With student debt delinquencies comparatively higher than other debt types, a consolidated mortgage would also likely reduce late payments and improve credit profiles, thereby enhancing the ability of potential homebuyers to qualify for larger mortgages and trade up over the longer term. The policy would be especially effective in supporting younger, first-time homebuyers most burdened by student loans. With the composition of high-debt borrowers shifting to those with less earning potential during the past several years, the policy would also help bring more lower-income buyers into the market.

While this new loan type could make homeownership accessible to a larger number of student debt holders, the authors point to some factors that could deter borrowing and compromise successful implementation.  Federal student loans carry several protections and benefits that would be lost through consolidation. These include flexible payment plans based on income and the ability to defer payments if the borrower is out of work or returns to school. The 30-year lifespan of the mortgage, while partially offset by a lower rate, still increases the total interest paid on the debt.  

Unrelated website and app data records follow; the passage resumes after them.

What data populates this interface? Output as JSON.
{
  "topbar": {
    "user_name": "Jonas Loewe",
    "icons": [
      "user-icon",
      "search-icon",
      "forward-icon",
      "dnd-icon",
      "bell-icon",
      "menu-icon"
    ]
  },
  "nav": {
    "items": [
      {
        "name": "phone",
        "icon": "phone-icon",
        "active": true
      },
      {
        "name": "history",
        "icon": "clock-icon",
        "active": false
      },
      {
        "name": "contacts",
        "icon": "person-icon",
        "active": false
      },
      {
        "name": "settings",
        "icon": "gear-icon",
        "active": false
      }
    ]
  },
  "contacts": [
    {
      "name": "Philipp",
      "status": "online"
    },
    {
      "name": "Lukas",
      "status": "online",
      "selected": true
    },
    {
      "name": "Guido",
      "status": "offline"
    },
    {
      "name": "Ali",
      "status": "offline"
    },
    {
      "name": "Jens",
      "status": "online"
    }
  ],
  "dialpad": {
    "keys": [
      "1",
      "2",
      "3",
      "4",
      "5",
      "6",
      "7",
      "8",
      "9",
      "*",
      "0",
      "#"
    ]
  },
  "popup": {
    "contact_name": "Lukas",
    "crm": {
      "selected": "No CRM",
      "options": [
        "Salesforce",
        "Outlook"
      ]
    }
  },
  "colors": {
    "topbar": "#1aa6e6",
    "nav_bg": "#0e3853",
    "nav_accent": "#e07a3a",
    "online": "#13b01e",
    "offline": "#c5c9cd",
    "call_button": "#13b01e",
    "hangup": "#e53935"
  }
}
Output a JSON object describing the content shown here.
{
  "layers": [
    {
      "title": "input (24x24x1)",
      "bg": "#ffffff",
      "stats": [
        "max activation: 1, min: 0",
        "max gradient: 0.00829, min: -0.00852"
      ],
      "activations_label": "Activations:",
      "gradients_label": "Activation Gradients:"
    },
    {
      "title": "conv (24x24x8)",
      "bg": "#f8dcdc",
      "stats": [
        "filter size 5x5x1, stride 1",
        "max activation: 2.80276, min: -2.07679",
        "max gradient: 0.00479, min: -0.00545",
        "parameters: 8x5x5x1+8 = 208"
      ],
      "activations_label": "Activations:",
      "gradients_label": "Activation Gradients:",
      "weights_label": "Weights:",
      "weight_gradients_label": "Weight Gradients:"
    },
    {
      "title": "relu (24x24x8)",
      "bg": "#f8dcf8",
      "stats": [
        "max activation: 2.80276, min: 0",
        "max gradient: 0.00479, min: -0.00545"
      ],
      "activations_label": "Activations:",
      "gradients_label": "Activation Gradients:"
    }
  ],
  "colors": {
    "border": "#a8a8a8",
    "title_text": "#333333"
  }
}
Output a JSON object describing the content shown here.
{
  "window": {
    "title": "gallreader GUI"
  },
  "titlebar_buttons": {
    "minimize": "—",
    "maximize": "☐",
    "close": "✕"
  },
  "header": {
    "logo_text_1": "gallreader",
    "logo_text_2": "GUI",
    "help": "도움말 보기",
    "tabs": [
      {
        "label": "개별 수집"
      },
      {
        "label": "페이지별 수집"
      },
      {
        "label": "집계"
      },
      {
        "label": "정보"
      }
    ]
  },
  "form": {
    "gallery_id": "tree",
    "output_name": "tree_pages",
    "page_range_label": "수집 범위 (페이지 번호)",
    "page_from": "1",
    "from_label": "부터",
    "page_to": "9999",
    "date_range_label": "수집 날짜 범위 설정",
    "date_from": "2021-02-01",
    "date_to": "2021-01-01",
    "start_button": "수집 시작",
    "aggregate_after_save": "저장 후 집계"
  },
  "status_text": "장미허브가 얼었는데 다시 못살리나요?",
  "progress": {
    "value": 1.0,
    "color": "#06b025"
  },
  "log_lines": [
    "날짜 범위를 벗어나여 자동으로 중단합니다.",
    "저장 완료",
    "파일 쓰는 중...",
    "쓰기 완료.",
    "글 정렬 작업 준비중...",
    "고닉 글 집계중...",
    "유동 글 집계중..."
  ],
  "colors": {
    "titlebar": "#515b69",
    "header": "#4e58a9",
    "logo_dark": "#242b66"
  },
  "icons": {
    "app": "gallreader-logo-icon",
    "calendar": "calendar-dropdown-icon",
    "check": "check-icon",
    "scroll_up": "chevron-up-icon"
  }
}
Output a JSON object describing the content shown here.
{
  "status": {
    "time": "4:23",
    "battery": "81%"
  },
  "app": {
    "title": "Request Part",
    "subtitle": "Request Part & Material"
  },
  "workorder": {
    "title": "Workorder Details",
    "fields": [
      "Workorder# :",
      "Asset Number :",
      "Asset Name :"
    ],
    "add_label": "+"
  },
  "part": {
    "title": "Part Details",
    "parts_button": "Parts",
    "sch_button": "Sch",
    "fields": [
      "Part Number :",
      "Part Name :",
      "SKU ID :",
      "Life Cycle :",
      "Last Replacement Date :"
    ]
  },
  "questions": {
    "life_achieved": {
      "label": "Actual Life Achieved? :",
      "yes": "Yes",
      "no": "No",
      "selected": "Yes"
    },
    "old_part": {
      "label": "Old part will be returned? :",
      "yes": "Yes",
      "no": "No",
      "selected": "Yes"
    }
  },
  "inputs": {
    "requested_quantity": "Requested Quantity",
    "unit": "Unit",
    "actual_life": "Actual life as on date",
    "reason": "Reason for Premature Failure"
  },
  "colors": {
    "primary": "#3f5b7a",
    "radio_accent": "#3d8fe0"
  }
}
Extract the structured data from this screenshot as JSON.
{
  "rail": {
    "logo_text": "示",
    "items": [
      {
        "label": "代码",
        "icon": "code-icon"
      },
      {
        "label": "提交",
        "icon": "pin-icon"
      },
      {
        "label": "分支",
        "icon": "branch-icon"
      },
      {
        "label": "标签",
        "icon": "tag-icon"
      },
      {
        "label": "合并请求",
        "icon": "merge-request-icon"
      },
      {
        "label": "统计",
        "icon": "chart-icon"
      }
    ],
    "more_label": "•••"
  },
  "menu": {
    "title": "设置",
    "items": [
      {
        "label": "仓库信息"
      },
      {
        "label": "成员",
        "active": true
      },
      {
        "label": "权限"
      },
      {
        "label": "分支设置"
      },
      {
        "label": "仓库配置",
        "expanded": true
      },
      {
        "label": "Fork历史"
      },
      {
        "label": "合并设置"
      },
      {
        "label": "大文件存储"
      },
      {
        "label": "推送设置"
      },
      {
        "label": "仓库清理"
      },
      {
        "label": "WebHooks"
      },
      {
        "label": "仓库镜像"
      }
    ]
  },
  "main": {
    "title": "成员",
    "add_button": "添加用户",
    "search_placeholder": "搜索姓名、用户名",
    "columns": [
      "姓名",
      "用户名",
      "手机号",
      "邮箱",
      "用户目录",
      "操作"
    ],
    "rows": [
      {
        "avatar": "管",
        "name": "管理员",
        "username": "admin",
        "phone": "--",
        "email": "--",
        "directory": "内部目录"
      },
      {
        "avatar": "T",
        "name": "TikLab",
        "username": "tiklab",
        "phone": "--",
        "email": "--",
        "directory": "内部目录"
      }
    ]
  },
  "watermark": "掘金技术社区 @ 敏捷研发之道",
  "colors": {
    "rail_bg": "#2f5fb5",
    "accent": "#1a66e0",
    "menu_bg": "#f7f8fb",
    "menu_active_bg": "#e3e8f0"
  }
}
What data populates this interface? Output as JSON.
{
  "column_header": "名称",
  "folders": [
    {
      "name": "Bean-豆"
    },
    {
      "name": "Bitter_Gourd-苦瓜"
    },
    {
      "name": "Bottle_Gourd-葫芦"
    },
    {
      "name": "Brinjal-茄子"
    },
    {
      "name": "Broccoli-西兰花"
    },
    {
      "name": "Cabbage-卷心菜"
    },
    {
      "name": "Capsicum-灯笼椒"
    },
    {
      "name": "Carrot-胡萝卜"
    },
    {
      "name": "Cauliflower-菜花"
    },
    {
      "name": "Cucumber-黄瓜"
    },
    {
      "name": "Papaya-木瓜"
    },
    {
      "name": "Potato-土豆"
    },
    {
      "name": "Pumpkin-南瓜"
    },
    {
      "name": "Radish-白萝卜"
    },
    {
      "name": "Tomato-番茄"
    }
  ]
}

If the Rosen Group is correct, such a loan is a real possibility.  They see a lot of potential backers, the most likely being existing mortgage lenders but also recognize the need for a secondary market and probably for some government incentives and guarantees. The existing GSEs or a new agency, working independently or in partnership with a major student loan company, could serve as intermediaries to support a new market for the loans. The authors also see a growing number of fintech companies, some of which are already in the student loan refinancing and consolidation area, as another new source of originations. Some work in this area is already going on; they point to a new provision from Fannie Mae allowing borrowers with sufficient home equity to fold student loans into their home mortgages and another Fannie program, the Student Loan Payoff Refi, operated jointly with SoFi.